** Instantaneous velocity** is speed in a given direction at a single "snapshot" moment in time.

** Instantaneous acceleration** is

*change*in velocity calculated at a single instant.

### Guided Practice

*Questions*

1) Suppose y'(2) = 0 and (y/q)(2) = 0. Find q(2) assuming y(2) = 0

2) Find the derivative of

3) Given What is ?

4) Given Find when

*Solutions*

1) Begin with the quotient rule:

- ..... Substitute
- ..... Substituting again with given values
- ..... Simplify with:

2) Use the quotient rule: Note: and

- ..... Substitute
- ..... Simplify

3) Recall that means "The derivative of the derivative of *x*"

- ..... By the power rule

4) Recall that means "The derivative of the derivative of *x*"

- ..... Use the power rule on f(x)
- ..... Use the power rule on f'(x)
- ..... Substitute 3

### Practice

**Use the Quotient Rule to Solve:**

- Suppose and . Find assuming
- Given: What is: ?
- Given: what is ?
- What is ?

**Solve these Higher Order Derivatives:**

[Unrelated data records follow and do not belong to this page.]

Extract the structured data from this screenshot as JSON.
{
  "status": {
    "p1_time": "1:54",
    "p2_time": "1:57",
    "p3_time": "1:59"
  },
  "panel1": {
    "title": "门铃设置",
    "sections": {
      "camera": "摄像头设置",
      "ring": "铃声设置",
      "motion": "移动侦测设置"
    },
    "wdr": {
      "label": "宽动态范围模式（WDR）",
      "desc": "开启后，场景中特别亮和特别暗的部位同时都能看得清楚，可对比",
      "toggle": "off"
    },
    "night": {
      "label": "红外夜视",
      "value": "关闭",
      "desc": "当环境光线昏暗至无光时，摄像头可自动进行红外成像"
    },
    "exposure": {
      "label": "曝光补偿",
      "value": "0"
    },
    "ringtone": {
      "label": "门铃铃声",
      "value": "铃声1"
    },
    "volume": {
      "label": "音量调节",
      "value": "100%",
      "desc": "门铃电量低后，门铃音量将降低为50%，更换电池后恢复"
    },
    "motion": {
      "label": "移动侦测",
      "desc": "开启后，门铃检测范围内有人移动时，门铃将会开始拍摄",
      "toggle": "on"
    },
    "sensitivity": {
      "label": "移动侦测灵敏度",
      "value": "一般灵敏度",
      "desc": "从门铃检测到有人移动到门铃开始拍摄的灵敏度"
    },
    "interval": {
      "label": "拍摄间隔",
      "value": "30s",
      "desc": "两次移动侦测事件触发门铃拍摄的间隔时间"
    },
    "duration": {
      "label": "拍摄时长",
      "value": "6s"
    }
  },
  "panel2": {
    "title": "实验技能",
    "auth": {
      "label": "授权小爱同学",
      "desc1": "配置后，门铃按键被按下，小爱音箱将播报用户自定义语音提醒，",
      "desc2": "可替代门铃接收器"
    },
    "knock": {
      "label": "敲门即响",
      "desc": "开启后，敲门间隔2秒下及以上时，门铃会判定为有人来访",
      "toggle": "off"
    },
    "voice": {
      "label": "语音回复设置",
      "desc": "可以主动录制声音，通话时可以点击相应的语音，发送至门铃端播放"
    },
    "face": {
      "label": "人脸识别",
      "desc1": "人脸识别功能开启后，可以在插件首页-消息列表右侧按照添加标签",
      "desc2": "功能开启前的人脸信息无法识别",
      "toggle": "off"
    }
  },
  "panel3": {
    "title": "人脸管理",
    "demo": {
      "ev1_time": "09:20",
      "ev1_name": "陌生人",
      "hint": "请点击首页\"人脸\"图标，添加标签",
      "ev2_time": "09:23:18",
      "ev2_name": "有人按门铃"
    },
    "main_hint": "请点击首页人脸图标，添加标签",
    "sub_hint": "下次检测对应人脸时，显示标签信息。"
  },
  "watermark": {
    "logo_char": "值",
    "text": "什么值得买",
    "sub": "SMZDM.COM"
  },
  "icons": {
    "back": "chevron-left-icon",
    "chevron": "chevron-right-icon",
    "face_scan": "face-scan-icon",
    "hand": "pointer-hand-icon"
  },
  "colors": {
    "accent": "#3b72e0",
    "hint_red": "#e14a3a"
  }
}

- Given: What is ?
- Given: What is ?
- Given: What is ?
- Given: What is ?
- What is ?

**Solve:**

- Newton’s Law of Universal Gravitation states that the gravitational force between two masses (say, the earth and the moon),
*m*and*M*is equal two their product divided by the squared of the distance*r*between them. Mathematically, where*G*is the Universal Gravitational Constant (1.602 × 10^{-11}*Nm*r^{2}/kg^{2}). If the distance*between the two masses is changing, find a formula for the instantaneous rate of change of*F*with respect to the separation distance*r*.* - Find : where is a constant.
- Find where .